[Entries taken from a collection]
-.-.-
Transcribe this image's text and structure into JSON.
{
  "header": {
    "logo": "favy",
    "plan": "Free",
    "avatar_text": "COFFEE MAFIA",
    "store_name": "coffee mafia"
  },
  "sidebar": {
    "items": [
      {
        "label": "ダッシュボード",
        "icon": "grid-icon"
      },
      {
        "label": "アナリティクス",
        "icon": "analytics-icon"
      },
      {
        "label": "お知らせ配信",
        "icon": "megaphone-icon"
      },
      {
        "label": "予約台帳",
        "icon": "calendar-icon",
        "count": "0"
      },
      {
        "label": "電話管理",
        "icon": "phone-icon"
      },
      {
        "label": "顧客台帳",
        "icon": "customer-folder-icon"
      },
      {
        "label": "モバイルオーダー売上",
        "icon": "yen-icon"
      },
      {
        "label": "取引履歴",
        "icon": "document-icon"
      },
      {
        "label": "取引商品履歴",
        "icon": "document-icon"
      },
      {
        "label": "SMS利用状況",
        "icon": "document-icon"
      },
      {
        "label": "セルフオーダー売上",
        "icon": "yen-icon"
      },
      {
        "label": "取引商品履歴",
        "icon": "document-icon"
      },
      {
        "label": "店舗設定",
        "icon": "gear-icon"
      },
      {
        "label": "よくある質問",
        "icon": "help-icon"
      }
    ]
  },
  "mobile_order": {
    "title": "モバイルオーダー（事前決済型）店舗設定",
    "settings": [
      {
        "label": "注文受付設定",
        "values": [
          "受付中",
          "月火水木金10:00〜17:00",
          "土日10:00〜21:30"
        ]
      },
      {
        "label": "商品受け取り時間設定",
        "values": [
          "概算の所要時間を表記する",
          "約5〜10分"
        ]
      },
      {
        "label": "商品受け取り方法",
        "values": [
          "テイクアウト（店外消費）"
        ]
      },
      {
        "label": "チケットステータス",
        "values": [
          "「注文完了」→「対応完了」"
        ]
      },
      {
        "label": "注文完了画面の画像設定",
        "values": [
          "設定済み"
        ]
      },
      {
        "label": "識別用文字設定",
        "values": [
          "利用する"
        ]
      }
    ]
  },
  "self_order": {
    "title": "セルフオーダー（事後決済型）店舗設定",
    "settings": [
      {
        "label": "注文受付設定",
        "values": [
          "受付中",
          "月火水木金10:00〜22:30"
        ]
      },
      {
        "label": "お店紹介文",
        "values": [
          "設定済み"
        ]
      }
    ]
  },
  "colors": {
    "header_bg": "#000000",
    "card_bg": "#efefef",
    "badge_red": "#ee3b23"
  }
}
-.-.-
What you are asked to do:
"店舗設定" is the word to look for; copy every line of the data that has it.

Written solution:
        "label": "店舗設定",
    "title": "モバイルオーダー（事前決済型）店舗設定",
    "title": "セルフオーダー（事後決済型）店舗設定",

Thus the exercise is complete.